For wildlife enthusiasts, Yala National Park is a must-visit destination. It is home to a wide array of wildlife, including elephants, leopards, sloth bears, and numerous bird species. The park’s diverse landscapes, from dense forests to open grasslands and brackish lagoons, make it an ideal spot for a thrilling safari adventure.
Wilpattu National Park is one of Sri Lanka’s largest and oldest national parks, located on the northwest coast of the island. It is renowned for its untamed wilderness and diverse wildlife, including leopards, elephants, sloth bears, and various bird species. The park’s unique feature is its “villus” (natural water-filled depressions), which attract a wide array of animals, making it an excellent destination for wildlife enthusiasts and nature lovers.
Nuwara Eliya, often referred to as “Little England,” is a charming hill station located in the central highlands of Sri Lanka.
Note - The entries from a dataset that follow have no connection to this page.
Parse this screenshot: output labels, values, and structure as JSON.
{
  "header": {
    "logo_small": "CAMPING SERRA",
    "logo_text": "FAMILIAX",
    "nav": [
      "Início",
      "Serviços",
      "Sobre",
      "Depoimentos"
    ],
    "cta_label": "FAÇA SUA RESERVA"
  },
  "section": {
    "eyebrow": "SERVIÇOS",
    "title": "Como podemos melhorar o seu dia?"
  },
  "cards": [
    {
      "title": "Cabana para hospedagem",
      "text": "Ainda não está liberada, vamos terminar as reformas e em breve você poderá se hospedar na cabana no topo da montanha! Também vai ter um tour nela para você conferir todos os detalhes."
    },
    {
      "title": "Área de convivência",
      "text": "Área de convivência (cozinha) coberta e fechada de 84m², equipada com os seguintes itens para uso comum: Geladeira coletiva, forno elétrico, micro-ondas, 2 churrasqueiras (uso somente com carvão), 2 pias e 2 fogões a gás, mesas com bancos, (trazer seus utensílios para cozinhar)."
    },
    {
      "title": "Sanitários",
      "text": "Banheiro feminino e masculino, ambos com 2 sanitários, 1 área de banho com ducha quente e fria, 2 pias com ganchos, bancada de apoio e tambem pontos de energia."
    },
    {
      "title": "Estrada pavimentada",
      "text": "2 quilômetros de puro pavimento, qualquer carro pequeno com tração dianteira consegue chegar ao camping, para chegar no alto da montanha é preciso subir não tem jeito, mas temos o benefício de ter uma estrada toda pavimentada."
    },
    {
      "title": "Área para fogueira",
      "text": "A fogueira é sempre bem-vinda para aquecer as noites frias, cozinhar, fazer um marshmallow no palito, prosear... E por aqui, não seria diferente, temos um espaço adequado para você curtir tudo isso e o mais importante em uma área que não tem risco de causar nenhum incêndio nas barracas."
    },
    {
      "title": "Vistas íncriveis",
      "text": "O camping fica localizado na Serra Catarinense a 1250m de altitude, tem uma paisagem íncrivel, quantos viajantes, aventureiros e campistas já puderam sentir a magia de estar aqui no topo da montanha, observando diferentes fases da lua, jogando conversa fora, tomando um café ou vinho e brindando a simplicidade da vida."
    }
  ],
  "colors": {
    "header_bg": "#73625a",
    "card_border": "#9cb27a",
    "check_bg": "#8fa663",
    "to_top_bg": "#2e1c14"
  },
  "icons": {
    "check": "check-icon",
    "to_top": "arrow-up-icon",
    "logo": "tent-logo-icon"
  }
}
Famous for its cool climate, lush tea plantations, and picturesque landscapes, it offers a refreshing escape from the tropical heat of the lowlands. The town’s colonial architecture, including Tudor-style buildings and well-kept gardens, reflects its British heritage from the colonial era. Nuwara Eliya is a popular destination for those seeking a serene retreat, scenic hikes, and a taste of Sri Lanka’s renowned Ceylon tea culture.
Horton Plains National Park is a striking highland plateau located in the central region of Sri Lanka. It is renowned for its vast grasslands, mist-covered mountains, and unique biodiversity. The park is home to diverse flora and fauna, including endemic species like the elusive Sri Lankan leopard and the vibrant purple-faced langur. One of its main attractions is the stunning World’s End, a sheer cliff with breathtaking views over the surrounding valleys and tea estates. The park offers excellent opportunities for trekking and wildlife spotting, making it a favorite among nature enthusiasts and adventure seekers.
As one of Sri Lanka’s ancient capitals, Anuradhapura showcases a wealth of historical and archaeological wonders. The sprawling ancient city houses well-preserved stupas, palaces, monasteries, and colossal ancient trees like the sacred Sri Maha Bodhi, which is believed to be the oldest historically authenticated tree in the world.
Galle Fort: Located on the southern coast, Galle Fort is a UNESCO World Heritage site and a testament to the island’s colonial past. This well-preserved Dutch fort offers a fascinating blend of European architecture, narrow cobbled streets, and charming boutique shops. The fort’s ramparts provide a fantastic vantage point to watch the crashing waves of the Indian Ocean.
Dambulla Cave Temple: Nestled amidst striking rock formations, the Dambulla Cave Temple is a sacred site filled with religious and artistic treasures. Inside the caves, visitors can marvel at intricate statues and colorful frescoes that depict scenes from the life of Buddha. The temple complex also offers spectacular views of the surrounding countryside.
Adam’s Peak (Sri Pada): A pilgrimage site for Buddhists, Hindus, Christians, and Muslims alike, Adam’s Peak is a revered mountain in central Sri Lanka. The mountain’s summit features a large footprint-shaped depression, believed by different faiths to be the imprint of Adam, Buddha, Shiva, or St. Thomas. The pilgrimage season, between December and April, sees devotees and hikers ascend the challenging yet spiritually fulfilling trail to witness the breathtaking sunrise from the top.